Another regular family haunt was Bodiam, a medieval castle seemingly sprung from the pages of a storybook. On a warm spring day, we would walk down from our elementary school and sit by the moat to sketch its battlements, arrow-slit windows and enormous, iron portcullis. Then we’d roam through its mysterious, thick-walled tower rooms and spiral staircases, learning about 14th-century history by literally walking in its footsteps—an adventure just as appealing to my own children now that we revisit each summer. There are other fascinating places to explore in England’s southeastern corner, too: Rudyard Kipling’s 17th-century manor house Bateman’s, full of his books and artefacts; Winston Churchill’s country home, Chartwell; and Monk’s House, where Vita’s friend and sometime lover Virginia Woolf lived and worked, surrounded by the flint-knapped cottages and soft, rolling forms of the South Downs.

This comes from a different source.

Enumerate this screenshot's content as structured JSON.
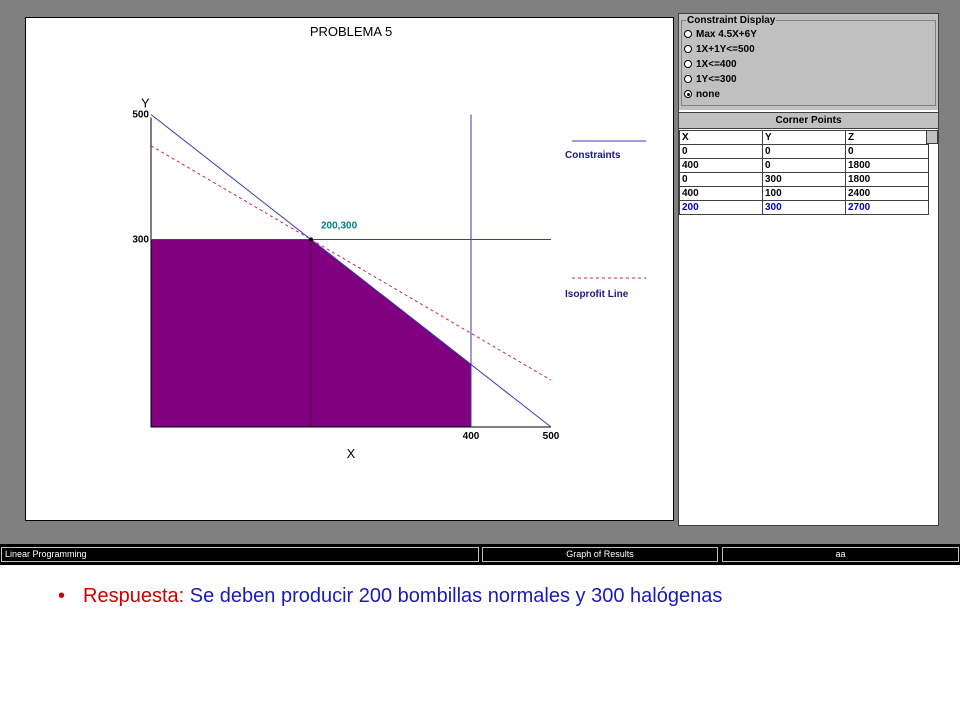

And the sites are not all historic houses, gardens and castles. You can also hike across magnificent coastal cliffs and Royal Tudor hunting forests or visit the architect Erno Goldfinger’s radical Modernist home in North London, built in 1939. All of these treasures are just waiting to be visited on a trip to the U.K. As the Trust says in its mission statement, its aim is to conserve the natural and historic resources under its care “for ever, for everyone.”
A version of this article appeared in the April/May 2015 issue of San Francisco Cottages & Gardens with the headline: In Glade and Bower.